With the Behavioral Health Center, the booking room — the first step for someone taken into custody — will have a jail staff member and a mental health staff member. The people who qualify to be moved directly to the Behavioral Care Center would be charged with a misdemeanor, which is what 80 percent of charges are, and diagnosed mentally ill by the mental health professional. Court, jail time, probation and all the fees that go along with it could be waived if a person voluntarily goes into treatment. Part of the plan is also to have a support system waiting when they get out, be that inpatient or outpatient care.
“A lot of homeless people are arrested more than one time in a year, and more than one time in a month even,” Hall says. “Those are the candidates that we’re looking for. People who aren’t being served well at all by the criminal justice system… It keeps happening because you’re doing nothing to help what’s driving the issue.”
In these proposed solutions, the police are still called on to make decisions to defer to other service providers, or not.

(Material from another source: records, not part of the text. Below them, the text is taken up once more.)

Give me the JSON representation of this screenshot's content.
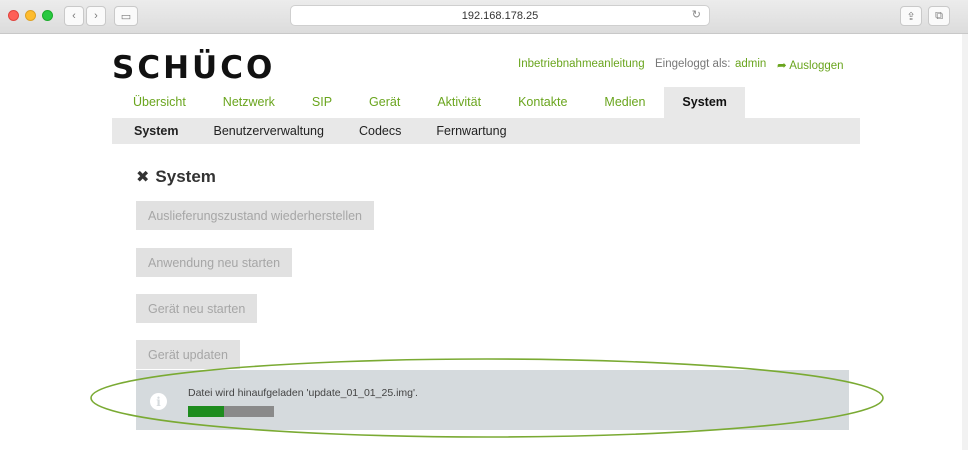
{
  "browser": {
    "address": "192.168.178.25",
    "back_glyph": "‹",
    "forward_glyph": "›",
    "reload_glyph": "↻",
    "share_glyph": "⇪",
    "tabs_glyph": "⧉",
    "sidebar_glyph": "▭"
  },
  "header": {
    "logo": "SCHÜCO",
    "links": {
      "manual": "Inbetriebnahmeanleitung",
      "logged_in_prefix": "Eingeloggt als:",
      "user": "admin",
      "logout": "Ausloggen",
      "logout_icon": "➦"
    }
  },
  "nav": {
    "items": [
      "Übersicht",
      "Netzwerk",
      "SIP",
      "Gerät",
      "Aktivität",
      "Kontakte",
      "Medien",
      "System"
    ],
    "active": "System"
  },
  "subnav": {
    "items": [
      "System",
      "Benutzerverwaltung",
      "Codecs",
      "Fernwartung"
    ],
    "active": "System"
  },
  "page": {
    "title": "System",
    "title_icon": "✖",
    "buttons": {
      "factory_reset": "Auslieferungszustand wiederherstellen",
      "restart_app": "Anwendung neu starten",
      "restart_device": "Gerät neu starten",
      "update_device": "Gerät updaten"
    }
  },
  "notification": {
    "icon": "i",
    "message": "Datei wird hinaufgeladen 'update_01_01_25.img'.",
    "progress_fraction": 0.42
  },
  "colors": {
    "accent_green": "#6aa51e",
    "progress_green": "#1e8c1e",
    "annotation_ellipse": "#7aaa33"
  }
}
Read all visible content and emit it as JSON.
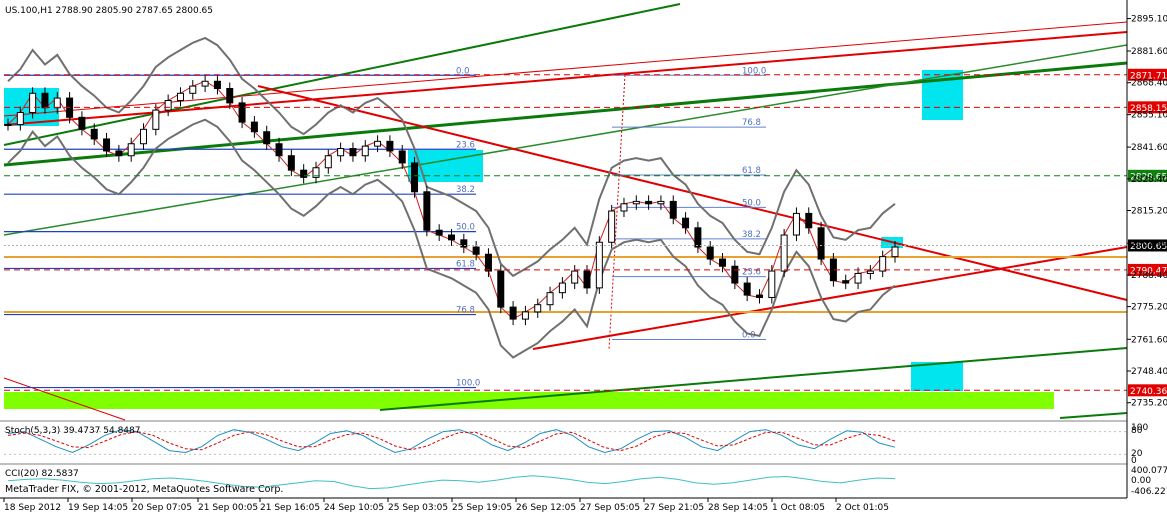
{
  "header": {
    "symbol_line": "US.100,H1  2788.90 2805.90 2787.65 2800.65"
  },
  "copyright": "MetaTrader FIX, © 2001-2012, MetaQuotes Software Corp.",
  "colors": {
    "background": "#ffffff",
    "grid": "#c8c8c8",
    "axis_text": "#000000",
    "red_line": "#e00000",
    "green_line": "#0a7a0a",
    "blue_line": "#2040c0",
    "orange_line": "#e8a030",
    "bb": "#707070",
    "cyan_box": "#00e5ee",
    "green_zone": "#80ff00",
    "stoch_main": "#1e90c0",
    "stoch_signal": "#e00000",
    "cci": "#40c0c0"
  },
  "chart_data": [
    {
      "type": "candlestick",
      "title": "US.100,H1",
      "ohlc_last": {
        "open": 2788.9,
        "high": 2805.9,
        "low": 2787.65,
        "close": 2800.65
      },
      "y_ticks": [
        "2895.10",
        "2881.60",
        "2868.40",
        "2855.10",
        "2841.60",
        "2828.40",
        "2815.20",
        "2801.60",
        "2788.40",
        "2775.20",
        "2761.60",
        "2748.40",
        "2735.20"
      ],
      "y_range": [
        2728,
        2902
      ],
      "x_ticks": [
        "18 Sep 2012",
        "19 Sep 14:05",
        "20 Sep 07:05",
        "21 Sep 00:05",
        "21 Sep 16:05",
        "24 Sep 10:05",
        "25 Sep 03:05",
        "25 Sep 19:05",
        "26 Sep 12:05",
        "27 Sep 05:05",
        "27 Sep 21:05",
        "28 Sep 14:05",
        "1 Oct 08:05",
        "2 Oct 01:05"
      ],
      "price_tags": [
        {
          "label": "2871.71",
          "value": 2871.71,
          "kind": "red"
        },
        {
          "label": "2858.15",
          "value": 2858.15,
          "kind": "red"
        },
        {
          "label": "2829.65",
          "value": 2829.65,
          "kind": "green"
        },
        {
          "label": "2800.65",
          "value": 2800.65,
          "kind": "current"
        },
        {
          "label": "2790.47",
          "value": 2790.47,
          "kind": "red"
        },
        {
          "label": "2740.36",
          "value": 2740.36,
          "kind": "red"
        }
      ],
      "fib_left": [
        {
          "label": "0.0",
          "value": 2871.5
        },
        {
          "label": "23.6",
          "value": 2840.7
        },
        {
          "label": "38.2",
          "value": 2822.0
        },
        {
          "label": "50.0",
          "value": 2806.4
        },
        {
          "label": "61.8",
          "value": 2791.1
        },
        {
          "label": "76.8",
          "value": 2771.9
        },
        {
          "label": "100.0",
          "value": 2741.5
        }
      ],
      "fib_right": [
        {
          "label": "100.0",
          "value": 2871.5
        },
        {
          "label": "76.8",
          "value": 2849.9
        },
        {
          "label": "61.8",
          "value": 2830.0
        },
        {
          "label": "50.0",
          "value": 2816.5
        },
        {
          "label": "38.2",
          "value": 2803.4
        },
        {
          "label": "23.6",
          "value": 2787.7
        },
        {
          "label": "0.0",
          "value": 2761.5
        }
      ],
      "close_series": [
        2851,
        2856,
        2864,
        2858,
        2862,
        2854,
        2849,
        2845,
        2840,
        2838,
        2843,
        2849,
        2857,
        2861,
        2864,
        2867,
        2869,
        2866,
        2860,
        2852,
        2848,
        2843,
        2838,
        2832,
        2829,
        2833,
        2838,
        2841,
        2838,
        2842,
        2844,
        2840,
        2835,
        2823,
        2807,
        2805,
        2803,
        2800,
        2797,
        2790,
        2775,
        2770,
        2773,
        2776,
        2781,
        2785,
        2790,
        2783,
        2802,
        2815,
        2818,
        2819,
        2818,
        2819,
        2812,
        2808,
        2800,
        2795,
        2792,
        2785,
        2780,
        2779,
        2790,
        2805,
        2814,
        2808,
        2795,
        2786,
        2785,
        2789,
        2790,
        2796,
        2800
      ]
    },
    {
      "type": "line",
      "title": "Stoch(5,3,3) 39.4737 54.8487",
      "y_ticks": [
        "100",
        "80",
        "20",
        "0"
      ],
      "series": [
        {
          "name": "main",
          "values": [
            75,
            80,
            60,
            40,
            25,
            45,
            70,
            85,
            80,
            55,
            30,
            25,
            40,
            70,
            85,
            78,
            60,
            40,
            30,
            50,
            75,
            82,
            70,
            45,
            25,
            35,
            60,
            80,
            85,
            70,
            45,
            30,
            50,
            75,
            85,
            70,
            40,
            25,
            35,
            60,
            80,
            82,
            65,
            40,
            30,
            55,
            80,
            85,
            70,
            45,
            35,
            60,
            82,
            78,
            50,
            39
          ]
        },
        {
          "name": "signal",
          "values": [
            70,
            76,
            70,
            55,
            40,
            38,
            55,
            72,
            80,
            70,
            50,
            35,
            32,
            50,
            70,
            80,
            72,
            55,
            40,
            40,
            58,
            72,
            76,
            62,
            42,
            32,
            42,
            62,
            78,
            78,
            62,
            42,
            38,
            55,
            74,
            78,
            58,
            38,
            30,
            42,
            65,
            78,
            75,
            58,
            42,
            45,
            62,
            78,
            78,
            62,
            45,
            45,
            62,
            75,
            70,
            55
          ]
        }
      ]
    },
    {
      "type": "line",
      "title": "CCI(20) 82.5837",
      "y_ticks": [
        "400.077",
        "0.00",
        "-406.227"
      ],
      "series": [
        {
          "name": "CCI",
          "values": [
            20,
            60,
            80,
            40,
            -20,
            -60,
            -40,
            20,
            80,
            100,
            60,
            0,
            -80,
            -140,
            -160,
            -100,
            -40,
            20,
            0,
            -120,
            -200,
            -180,
            -100,
            -20,
            40,
            20,
            -20,
            40,
            120,
            160,
            120,
            60,
            -20,
            -60,
            0,
            80,
            120,
            60,
            -40,
            -80,
            -40,
            40,
            120,
            140,
            80,
            0,
            -40,
            40,
            100,
            82
          ]
        }
      ]
    }
  ]
}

There’s still some interaction between the police and people who are homeless, often in an area outside of police specialty.
Lindsey Krinks, an advocate for people experiencing homelessness and co-founder of Open Table Nashville, a homeless outreach and education organization, says proposed solutions to criminalization of homelessness such as the Behavioral Care Center should prompt a larger conversation about the policing system in Nashville. She sees a need for including groups like North Nashville’s Gideon’s Army, which serves as violence interrupters and comes to the scene of shootings.
“When there’s a shooting, they’re on the scene, and the police are too. But they’re able to mediate in a way that the police are not,” Krinks says. “We need the same thing for the mental health system, for situations of homlessness and poverty. Homelessness is not a criminal justice issue. It is an economic issue. Mental health issues are not a criminal justice issue. They are mental health issues. Public intoxication is not a criminal justice issue. It’s a public health issue.”
She says a win for the community is the Nashville Outreach Team for Encampments, which came out of the encampment task force she was part of after the city closed Fort Negley, a longstanding homeless encampment in Nashville. This team can serve as first responders, alongside or instead of the police.
“When people see an encampment, they call the police, and instead of having the police be the first responders when there’s no instances of breaking the law other than trespass, [there could be a more effective response],” Krinks says. “We said it’s a best-practice in other cities to have a homeless outreach team respond.”
Krinks added, “I would like to see Nashville — and there’s a number of people talking about this and working toward this now — have a different kind of first responder that doesn’t just include law enforcement but also includes trained professionals, for certain calls. Certainly police are going to be needed in situations where violence is involved or weapons are involved.”
While many of these solutions are in their infancy, Nashville is about to have more options than ever when it comes to helping to decriminalize homelessness.
But it’s up to the police and the community to use these resources thoughtfully — to change what justice looks like for those experiencing homelessness.
Hannah Herner and Vicky Batcher
Hannah Herner is a writer and media manager for The Contributor. Originally from Ohio, Hannah graduated from Ohio State University and served an Americorps service year in East Nashville before working for The Contributor full time.
Vicky Batcher is a 56-year-old mother of twin boys, vendor and writer for The Contributor. She was homeless for seven years and recently lived in government housing. She now enjoys the benefits of having her own housing.